“In 1898, the first international urban-planning conference convened in New York,” he said in a speech given to the Prophecy Conference in Tulsa.
“It was abandoned after three days because none of the delegates could see any solution to the growing crisis caused by urban horses and their output. In the Times of London, one reporter estimated that in 50 years, every street in London would be buried under nine feet of manure.”
His point was that we don’t really need to worry about hyperinflation or depression and deflation, because neither extreme is likely to happen, even though we don’t yet see a solution to explain why it won’t.
The people who are talking with certainty and saying that one or the other will happen are, much like the horses sh8tting, spreading around a bunch of crap that people are really worried about:
“On the way to work this morning, I got a headache because I was listening to one guy talking about how there’s gonna be hyperinflation. And then after him there was some guy telling me there’s going to be a depression and deflation.”
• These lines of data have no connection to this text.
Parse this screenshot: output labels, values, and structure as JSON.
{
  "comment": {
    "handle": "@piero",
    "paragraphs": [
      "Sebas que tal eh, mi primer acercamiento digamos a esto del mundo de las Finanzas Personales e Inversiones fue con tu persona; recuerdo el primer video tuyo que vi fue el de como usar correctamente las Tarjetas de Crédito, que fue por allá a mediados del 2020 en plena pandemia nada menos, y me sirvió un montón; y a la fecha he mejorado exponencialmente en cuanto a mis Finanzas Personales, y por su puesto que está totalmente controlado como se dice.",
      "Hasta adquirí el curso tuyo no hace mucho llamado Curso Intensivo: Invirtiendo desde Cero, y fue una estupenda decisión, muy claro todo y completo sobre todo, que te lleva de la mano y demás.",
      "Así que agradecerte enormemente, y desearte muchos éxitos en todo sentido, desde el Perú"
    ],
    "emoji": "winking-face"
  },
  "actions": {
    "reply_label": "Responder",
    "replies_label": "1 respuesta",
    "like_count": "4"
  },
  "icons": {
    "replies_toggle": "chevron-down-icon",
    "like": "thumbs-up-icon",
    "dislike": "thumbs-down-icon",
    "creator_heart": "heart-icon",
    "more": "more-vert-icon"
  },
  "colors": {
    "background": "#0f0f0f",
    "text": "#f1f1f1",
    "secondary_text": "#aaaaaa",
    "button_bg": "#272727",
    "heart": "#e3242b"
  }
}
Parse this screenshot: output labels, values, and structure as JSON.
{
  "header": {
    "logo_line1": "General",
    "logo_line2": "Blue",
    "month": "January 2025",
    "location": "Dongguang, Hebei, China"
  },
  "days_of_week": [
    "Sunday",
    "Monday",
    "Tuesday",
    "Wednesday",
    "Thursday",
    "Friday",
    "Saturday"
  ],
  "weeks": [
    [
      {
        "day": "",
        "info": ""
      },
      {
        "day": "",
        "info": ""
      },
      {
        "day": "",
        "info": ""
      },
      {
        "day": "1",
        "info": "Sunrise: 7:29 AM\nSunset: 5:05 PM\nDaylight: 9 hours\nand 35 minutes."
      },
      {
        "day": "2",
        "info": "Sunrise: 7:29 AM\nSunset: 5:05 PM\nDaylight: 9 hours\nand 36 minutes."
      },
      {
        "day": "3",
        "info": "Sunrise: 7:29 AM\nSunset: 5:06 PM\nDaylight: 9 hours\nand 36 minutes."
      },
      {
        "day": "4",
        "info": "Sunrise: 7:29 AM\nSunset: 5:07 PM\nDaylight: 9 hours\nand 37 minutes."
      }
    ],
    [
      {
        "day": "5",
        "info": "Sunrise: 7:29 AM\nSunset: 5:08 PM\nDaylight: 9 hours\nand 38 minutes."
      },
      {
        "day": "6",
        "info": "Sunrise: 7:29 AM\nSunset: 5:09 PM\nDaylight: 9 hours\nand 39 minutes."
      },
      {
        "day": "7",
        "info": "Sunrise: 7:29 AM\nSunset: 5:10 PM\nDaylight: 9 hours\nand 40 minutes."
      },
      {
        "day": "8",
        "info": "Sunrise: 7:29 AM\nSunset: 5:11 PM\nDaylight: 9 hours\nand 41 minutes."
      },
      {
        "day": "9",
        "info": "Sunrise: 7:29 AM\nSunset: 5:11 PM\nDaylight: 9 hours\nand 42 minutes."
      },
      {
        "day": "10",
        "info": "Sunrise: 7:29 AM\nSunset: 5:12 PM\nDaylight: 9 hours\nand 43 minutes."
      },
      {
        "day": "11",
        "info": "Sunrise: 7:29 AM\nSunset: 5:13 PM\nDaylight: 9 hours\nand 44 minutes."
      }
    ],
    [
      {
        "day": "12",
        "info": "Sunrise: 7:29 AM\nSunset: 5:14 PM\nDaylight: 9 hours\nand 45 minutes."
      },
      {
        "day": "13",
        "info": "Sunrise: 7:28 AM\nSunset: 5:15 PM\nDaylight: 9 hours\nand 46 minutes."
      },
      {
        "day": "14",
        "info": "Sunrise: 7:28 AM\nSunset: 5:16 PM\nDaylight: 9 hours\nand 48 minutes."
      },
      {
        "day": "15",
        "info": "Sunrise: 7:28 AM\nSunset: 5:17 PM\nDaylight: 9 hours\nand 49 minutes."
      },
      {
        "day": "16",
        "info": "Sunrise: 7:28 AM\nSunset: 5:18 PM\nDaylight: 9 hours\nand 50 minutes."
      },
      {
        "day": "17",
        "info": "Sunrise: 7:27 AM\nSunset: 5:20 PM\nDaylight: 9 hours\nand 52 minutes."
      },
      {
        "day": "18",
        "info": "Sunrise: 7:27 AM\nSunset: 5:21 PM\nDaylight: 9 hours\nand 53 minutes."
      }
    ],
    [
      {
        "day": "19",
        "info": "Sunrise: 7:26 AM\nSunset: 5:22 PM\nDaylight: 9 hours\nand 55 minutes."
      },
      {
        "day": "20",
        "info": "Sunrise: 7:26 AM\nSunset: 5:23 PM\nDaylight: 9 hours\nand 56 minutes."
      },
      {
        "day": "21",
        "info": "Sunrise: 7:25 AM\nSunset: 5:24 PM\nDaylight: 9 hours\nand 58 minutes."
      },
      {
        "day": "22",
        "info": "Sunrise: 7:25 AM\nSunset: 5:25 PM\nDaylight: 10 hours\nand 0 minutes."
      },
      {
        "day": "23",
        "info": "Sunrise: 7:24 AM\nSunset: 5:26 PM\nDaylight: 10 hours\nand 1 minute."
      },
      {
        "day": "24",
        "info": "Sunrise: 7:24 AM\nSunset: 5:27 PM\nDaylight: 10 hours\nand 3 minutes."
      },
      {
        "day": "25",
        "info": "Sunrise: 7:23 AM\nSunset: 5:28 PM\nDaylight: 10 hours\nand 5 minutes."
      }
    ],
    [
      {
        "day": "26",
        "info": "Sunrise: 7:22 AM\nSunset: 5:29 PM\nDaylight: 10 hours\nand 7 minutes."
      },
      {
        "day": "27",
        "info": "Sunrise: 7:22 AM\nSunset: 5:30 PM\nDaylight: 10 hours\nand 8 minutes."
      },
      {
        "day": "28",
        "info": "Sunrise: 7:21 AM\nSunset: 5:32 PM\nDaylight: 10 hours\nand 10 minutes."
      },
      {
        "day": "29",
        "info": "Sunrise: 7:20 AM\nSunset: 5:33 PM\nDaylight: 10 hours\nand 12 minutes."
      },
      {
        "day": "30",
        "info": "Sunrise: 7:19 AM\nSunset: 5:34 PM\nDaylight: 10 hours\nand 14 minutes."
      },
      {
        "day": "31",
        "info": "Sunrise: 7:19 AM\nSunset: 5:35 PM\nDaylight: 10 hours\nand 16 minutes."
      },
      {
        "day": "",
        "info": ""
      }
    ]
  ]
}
So Marc Faber, Nouriel Roubini, and the like, are our generation’s version of incessantly sh8tting horses. And like the ponies’ manure of aught did not result in an epidemic, neither will sh8t fears and warnings spread and pile up and effect a panic.
“Neither—neither—is most likely going to happen.”
“The point is, markets adapt, people adapt.”
“Don’t listen to all the crap out there.”